▶ _HOW TO COMPLETE THIS TASK_
Could you please output all of the records exactly?

□ □ □ □ □

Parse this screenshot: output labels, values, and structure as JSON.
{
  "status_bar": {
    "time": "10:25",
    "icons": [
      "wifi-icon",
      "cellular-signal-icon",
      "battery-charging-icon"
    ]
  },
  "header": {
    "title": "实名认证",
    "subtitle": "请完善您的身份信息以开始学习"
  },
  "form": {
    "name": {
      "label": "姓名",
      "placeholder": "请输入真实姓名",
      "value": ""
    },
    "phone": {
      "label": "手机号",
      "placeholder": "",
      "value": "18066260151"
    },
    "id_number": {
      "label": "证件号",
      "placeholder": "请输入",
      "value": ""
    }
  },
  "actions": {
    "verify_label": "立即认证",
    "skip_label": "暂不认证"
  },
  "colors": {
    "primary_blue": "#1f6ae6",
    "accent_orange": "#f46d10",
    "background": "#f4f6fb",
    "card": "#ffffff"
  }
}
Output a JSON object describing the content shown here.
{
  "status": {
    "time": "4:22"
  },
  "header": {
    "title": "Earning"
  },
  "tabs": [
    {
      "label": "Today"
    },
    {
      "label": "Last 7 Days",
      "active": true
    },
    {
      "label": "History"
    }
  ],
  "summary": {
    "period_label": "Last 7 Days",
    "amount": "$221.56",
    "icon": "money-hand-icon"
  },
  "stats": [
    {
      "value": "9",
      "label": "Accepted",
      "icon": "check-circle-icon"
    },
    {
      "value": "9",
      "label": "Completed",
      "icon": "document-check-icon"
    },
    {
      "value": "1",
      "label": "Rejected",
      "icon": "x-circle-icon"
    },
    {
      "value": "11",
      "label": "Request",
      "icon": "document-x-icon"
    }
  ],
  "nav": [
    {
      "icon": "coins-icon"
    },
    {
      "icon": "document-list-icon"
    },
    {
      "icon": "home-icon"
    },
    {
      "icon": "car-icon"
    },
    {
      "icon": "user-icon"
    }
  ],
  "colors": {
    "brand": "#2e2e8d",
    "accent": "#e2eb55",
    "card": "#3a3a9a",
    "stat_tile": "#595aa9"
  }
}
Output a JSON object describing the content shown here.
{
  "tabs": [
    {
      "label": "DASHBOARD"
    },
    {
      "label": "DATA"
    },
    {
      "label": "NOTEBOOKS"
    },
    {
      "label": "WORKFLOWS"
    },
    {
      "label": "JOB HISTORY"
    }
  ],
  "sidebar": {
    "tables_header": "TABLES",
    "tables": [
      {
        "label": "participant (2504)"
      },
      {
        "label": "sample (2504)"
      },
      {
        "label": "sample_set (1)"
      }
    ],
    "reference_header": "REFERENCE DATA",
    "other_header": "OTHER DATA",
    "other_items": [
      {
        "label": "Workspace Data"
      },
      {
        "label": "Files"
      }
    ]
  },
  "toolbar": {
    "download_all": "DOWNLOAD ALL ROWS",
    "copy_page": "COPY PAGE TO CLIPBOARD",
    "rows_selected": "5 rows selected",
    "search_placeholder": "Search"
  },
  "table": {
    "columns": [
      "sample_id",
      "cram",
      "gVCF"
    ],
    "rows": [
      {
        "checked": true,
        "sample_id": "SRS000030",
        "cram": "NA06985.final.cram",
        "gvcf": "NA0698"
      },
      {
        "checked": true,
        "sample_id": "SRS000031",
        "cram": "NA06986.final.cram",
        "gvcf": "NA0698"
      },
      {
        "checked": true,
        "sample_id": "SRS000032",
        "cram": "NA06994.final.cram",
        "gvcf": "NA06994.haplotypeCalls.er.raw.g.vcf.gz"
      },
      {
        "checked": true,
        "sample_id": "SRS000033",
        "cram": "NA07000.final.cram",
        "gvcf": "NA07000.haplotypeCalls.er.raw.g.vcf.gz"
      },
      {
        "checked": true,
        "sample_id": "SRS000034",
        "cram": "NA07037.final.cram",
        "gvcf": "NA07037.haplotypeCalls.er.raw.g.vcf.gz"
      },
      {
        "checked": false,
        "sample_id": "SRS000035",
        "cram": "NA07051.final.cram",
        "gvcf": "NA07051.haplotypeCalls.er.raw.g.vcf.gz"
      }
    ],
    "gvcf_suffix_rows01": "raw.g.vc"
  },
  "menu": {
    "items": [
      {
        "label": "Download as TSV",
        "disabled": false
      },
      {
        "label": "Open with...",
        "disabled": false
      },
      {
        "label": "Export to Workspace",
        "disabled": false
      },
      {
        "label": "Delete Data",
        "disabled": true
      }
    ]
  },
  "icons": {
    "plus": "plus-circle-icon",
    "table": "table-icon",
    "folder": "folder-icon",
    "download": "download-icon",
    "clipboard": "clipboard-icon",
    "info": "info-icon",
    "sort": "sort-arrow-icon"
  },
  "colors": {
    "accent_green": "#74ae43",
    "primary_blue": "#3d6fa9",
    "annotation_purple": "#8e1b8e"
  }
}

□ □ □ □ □

▶ _PROBLEM SOLUTION_
Parse this screenshot: output labels, values, and structure as JSON.
{
  "status_bar": {
    "time": "10:25",
    "icons": [
      "wifi-icon",
      "cellular-signal-icon",
      "battery-charging-icon"
    ]
  },
  "header": {
    "title": "实名认证",
    "subtitle": "请完善您的身份信息以开始学习"
  },
  "form": {
    "name": {
      "label": "姓名",
      "placeholder": "请输入真实姓名",
      "value": ""
    },
    "phone": {
      "label": "手机号",
      "placeholder": "",
      "value": "18066260151"
    },
    "id_number": {
      "label": "证件号",
      "placeholder": "请输入",
      "value": ""
    }
  },
  "actions": {
    "verify_label": "立即认证",
    "skip_label": "暂不认证"
  },
  "colors": {
    "primary_blue": "#1f6ae6",
    "accent_orange": "#f46d10",
    "background": "#f4f6fb",
    "card": "#ffffff"
  }
}
Output a JSON object describing the content shown here.
{
  "status": {
    "time": "4:22"
  },
  "header": {
    "title": "Earning"
  },
  "tabs": [
    {
      "label": "Today"
    },
    {
      "label": "Last 7 Days",
      "active": true
    },
    {
      "label": "History"
    }
  ],
  "summary": {
    "period_label": "Last 7 Days",
    "amount": "$221.56",
    "icon": "money-hand-icon"
  },
  "stats": [
    {
      "value": "9",
      "label": "Accepted",
      "icon": "check-circle-icon"
    },
    {
      "value": "9",
      "label": "Completed",
      "icon": "document-check-icon"
    },
    {
      "value": "1",
      "label": "Rejected",
      "icon": "x-circle-icon"
    },
    {
      "value": "11",
      "label": "Request",
      "icon": "document-x-icon"
    }
  ],
  "nav": [
    {
      "icon": "coins-icon"
    },
    {
      "icon": "document-list-icon"
    },
    {
      "icon": "home-icon"
    },
    {
      "icon": "car-icon"
    },
    {
      "icon": "user-icon"
    }
  ],
  "colors": {
    "brand": "#2e2e8d",
    "accent": "#e2eb55",
    "card": "#3a3a9a",
    "stat_tile": "#595aa9"
  }
}
Output a JSON object describing the content shown here.
{
  "tabs": [
    {
      "label": "DASHBOARD"
    },
    {
      "label": "DATA"
    },
    {
      "label": "NOTEBOOKS"
    },
    {
      "label": "WORKFLOWS"
    },
    {
      "label": "JOB HISTORY"
    }
  ],
  "sidebar": {
    "tables_header": "TABLES",
    "tables": [
      {
        "label": "participant (2504)"
      },
      {
        "label": "sample (2504)"
      },
      {
        "label": "sample_set (1)"
      }
    ],
    "reference_header": "REFERENCE DATA",
    "other_header": "OTHER DATA",
    "other_items": [
      {
        "label": "Workspace Data"
      },
      {
        "label": "Files"
      }
    ]
  },
  "toolbar": {
    "download_all": "DOWNLOAD ALL ROWS",
    "copy_page": "COPY PAGE TO CLIPBOARD",
    "rows_selected": "5 rows selected",
    "search_placeholder": "Search"
  },
  "table": {
    "columns": [
      "sample_id",
      "cram",
      "gVCF"
    ],
    "rows": [
      {
        "checked": true,
        "sample_id": "SRS000030",
        "cram": "NA06985.final.cram",
        "gvcf": "NA0698"
      },
      {
        "checked": true,
        "sample_id": "SRS000031",
        "cram": "NA06986.final.cram",
        "gvcf": "NA0698"
      },
      {
        "checked": true,
        "sample_id": "SRS000032",
        "cram": "NA06994.final.cram",
        "gvcf": "NA06994.haplotypeCalls.er.raw.g.vcf.gz"
      },
      {
        "checked": true,
        "sample_id": "SRS000033",
        "cram": "NA07000.final.cram",
        "gvcf": "NA07000.haplotypeCalls.er.raw.g.vcf.gz"
      },
      {
        "checked": true,
        "sample_id": "SRS000034",
        "cram": "NA07037.final.cram",
        "gvcf": "NA07037.haplotypeCalls.er.raw.g.vcf.gz"
      },
      {
        "checked": false,
        "sample_id": "SRS000035",
        "cram": "NA07051.final.cram",
        "gvcf": "NA07051.haplotypeCalls.er.raw.g.vcf.gz"
      }
    ],
    "gvcf_suffix_rows01": "raw.g.vc"
  },
  "menu": {
    "items": [
      {
        "label": "Download as TSV",
        "disabled": false
      },
      {
        "label": "Open with...",
        "disabled": false
      },
      {
        "label": "Export to Workspace",
        "disabled": false
      },
      {
        "label": "Delete Data",
        "disabled": true
      }
    ]
  },
  "icons": {
    "plus": "plus-circle-icon",
    "table": "table-icon",
    "folder": "folder-icon",
    "download": "download-icon",
    "clipboard": "clipboard-icon",
    "info": "info-icon",
    "sort": "sort-arrow-icon"
  },
  "colors": {
    "accent_green": "#74ae43",
    "primary_blue": "#3d6fa9",
    "annotation_purple": "#8e1b8e"
  }
}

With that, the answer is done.